This was followed by a brief presentation of the findings, given by the authors of the Report chapters. Biljana Kotevska, author of chapters “Equality and Non-Discrimination” and “Racism, Xenophobia and Related Intolerance”, spoke on the (re)adoption of the Law on Prevention and Protection Against Discrimination and the establishment of the Commission for Prevention and Protection Against Discrimination as a key development in 2020. She called for urgent implementation of the procedure for the election of the seventh member of this body and reformation of the manner of election of members in national human rights institutions, with a view to ensure they are less susceptible to partisan influence.
Nesime Salioska, the author of the chapter “Roma Equality and Inclusion”, distinguished eight elements that marked the year, those being: protruding social and economic inequality, racial profiling, the ghettoization of Roma amidst the pandemic, disregard for Roma children in planning online classes, hindered access to sanitary services for Roma, media harassment against Roma and escalation of the health crisis to an economic crisis. She highlighted that, though some of the adopted measures were positive, there is a general lack of implementation and adapting measures to suit specific vulnerabilities of Roma.
Vigjilenca Abazi, the author of the chapter “Information Society, Privacy and Data Protection “, underlined the key role of this field in the COVID-19 pandemic. She pointed to the escalation of the long-standing accumulation of problems during the pandemic and that, though several positive legal interventions were made, they should now be followed by adequate implementation thereof.
Gordana Lazhetikj, the author of the chapter “Rights of the Child“, continued previous discussions in terms of the serious impact of the pandemic on children’s right to education. She stressed the importance of faster adoption of laws related to children’s rights and to monetary compensation for victims of violence.
Aleksandra Bogdanovska, the author of the section “Victims’ Rights Directive “, agreed with Lazhetikj in terms of the urgency of adopting these laws. She cited several positive examples from the past year, including the work on the project related to human trafficking, developed with support from the Council of Europe Horizontal Facility.

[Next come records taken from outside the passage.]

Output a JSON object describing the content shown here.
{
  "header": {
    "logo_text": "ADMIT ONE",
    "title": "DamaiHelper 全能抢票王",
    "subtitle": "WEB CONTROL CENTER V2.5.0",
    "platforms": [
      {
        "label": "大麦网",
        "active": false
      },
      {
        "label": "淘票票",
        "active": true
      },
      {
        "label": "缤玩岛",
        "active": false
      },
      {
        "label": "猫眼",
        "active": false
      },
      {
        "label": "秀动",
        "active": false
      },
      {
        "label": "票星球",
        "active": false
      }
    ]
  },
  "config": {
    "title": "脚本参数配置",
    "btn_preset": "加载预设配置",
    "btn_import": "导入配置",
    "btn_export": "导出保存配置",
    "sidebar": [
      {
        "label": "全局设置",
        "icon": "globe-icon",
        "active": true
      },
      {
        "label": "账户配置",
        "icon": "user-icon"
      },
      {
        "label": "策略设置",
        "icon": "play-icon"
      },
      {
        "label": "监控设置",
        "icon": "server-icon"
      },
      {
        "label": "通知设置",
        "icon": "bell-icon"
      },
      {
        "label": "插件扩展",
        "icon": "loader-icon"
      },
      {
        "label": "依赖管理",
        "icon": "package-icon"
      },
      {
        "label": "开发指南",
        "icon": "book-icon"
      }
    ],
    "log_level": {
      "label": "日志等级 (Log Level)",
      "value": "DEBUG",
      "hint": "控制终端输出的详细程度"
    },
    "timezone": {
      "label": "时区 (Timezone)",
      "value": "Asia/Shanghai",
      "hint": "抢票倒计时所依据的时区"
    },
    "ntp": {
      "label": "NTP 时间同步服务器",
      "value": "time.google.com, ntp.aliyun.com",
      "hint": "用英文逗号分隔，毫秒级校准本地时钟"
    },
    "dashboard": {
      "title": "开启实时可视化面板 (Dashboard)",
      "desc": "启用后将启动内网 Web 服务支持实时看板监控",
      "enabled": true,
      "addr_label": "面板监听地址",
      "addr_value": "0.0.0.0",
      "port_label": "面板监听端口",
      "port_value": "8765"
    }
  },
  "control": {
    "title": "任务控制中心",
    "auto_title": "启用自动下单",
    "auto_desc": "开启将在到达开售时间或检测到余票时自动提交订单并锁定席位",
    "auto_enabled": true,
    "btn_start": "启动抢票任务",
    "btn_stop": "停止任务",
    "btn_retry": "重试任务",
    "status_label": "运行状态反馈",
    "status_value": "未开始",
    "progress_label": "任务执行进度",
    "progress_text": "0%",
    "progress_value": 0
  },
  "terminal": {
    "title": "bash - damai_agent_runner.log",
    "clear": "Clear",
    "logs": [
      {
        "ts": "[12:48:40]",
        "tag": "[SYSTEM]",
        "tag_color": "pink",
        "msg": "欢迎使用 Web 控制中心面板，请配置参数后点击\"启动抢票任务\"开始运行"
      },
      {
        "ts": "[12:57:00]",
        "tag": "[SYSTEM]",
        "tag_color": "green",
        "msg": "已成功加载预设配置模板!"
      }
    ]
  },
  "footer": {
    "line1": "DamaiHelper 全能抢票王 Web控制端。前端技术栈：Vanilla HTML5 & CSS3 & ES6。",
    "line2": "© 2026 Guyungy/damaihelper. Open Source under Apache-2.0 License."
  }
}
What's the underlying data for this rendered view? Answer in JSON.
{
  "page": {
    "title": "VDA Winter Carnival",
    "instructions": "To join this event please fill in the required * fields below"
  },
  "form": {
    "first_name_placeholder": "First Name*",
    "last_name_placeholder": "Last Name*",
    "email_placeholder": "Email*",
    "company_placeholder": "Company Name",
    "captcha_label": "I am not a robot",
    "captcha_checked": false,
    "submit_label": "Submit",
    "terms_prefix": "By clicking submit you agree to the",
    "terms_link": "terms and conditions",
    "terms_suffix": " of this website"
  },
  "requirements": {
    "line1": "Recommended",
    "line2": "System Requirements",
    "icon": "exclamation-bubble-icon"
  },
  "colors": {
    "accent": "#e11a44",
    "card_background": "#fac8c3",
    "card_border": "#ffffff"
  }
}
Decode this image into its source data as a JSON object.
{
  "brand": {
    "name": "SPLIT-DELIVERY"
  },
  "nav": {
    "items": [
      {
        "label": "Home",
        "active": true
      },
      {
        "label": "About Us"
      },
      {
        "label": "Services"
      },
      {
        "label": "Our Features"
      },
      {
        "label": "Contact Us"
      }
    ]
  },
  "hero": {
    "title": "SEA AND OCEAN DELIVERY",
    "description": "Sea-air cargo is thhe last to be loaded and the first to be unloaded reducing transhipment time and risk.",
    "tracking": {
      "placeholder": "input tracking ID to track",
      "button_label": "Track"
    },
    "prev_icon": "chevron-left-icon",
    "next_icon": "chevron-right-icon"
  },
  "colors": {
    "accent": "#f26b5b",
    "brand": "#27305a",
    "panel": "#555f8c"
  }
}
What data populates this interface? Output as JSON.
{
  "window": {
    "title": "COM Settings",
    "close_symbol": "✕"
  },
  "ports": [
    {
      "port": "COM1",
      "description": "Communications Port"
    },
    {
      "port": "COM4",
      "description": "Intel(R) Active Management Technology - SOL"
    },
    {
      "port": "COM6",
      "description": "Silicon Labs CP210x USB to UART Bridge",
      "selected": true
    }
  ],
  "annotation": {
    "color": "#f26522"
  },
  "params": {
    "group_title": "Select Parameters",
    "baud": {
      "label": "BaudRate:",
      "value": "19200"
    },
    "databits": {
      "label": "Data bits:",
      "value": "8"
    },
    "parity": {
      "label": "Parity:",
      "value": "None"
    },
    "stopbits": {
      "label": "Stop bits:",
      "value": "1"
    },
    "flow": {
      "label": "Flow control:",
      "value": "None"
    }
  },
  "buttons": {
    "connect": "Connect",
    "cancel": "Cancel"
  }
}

Maja Balshikjevska, the author of the section “Violence Against Women “, stressed the numerous challenges women victims of violence have faced during the pandemic. She noted the general stalemate in reforming the domestic legal and institutional framework in accordance with the Istanbul Convention, whilst giving specific examples of how this stalemate had manifested in 2020 and called for strengthening efforts to implement this Convention.
Elena Kochoska, the author of the chapter “Developments in the Implementation of The Convention on The Rights Of Persons With Disabilities“, unequivocally stated that most of the limitations persons with disabilities have faced during this period are limitations they are also facing in “placid” times. She highlighted the disputable institutional staffing in terms of disability, focusing on the national coordination body whose members are only parent organizations of persons with disabilities, despite numerous remarks thereto. Yet another example is the Commission for Prevention and Protection Against Discrimination, wherein, despite the several applicants who met the legal requirements, no person with a disability was elected. According to Kochoska, these are clear indicators that institutions are not prepared to involve persons with disabilities. She called on the utilization of opportunities offered by the Convention on the Rights of Persons with Disabilities to handle situations such as the COVID-19 pandemic.
The video from the event is available on our Facebook page: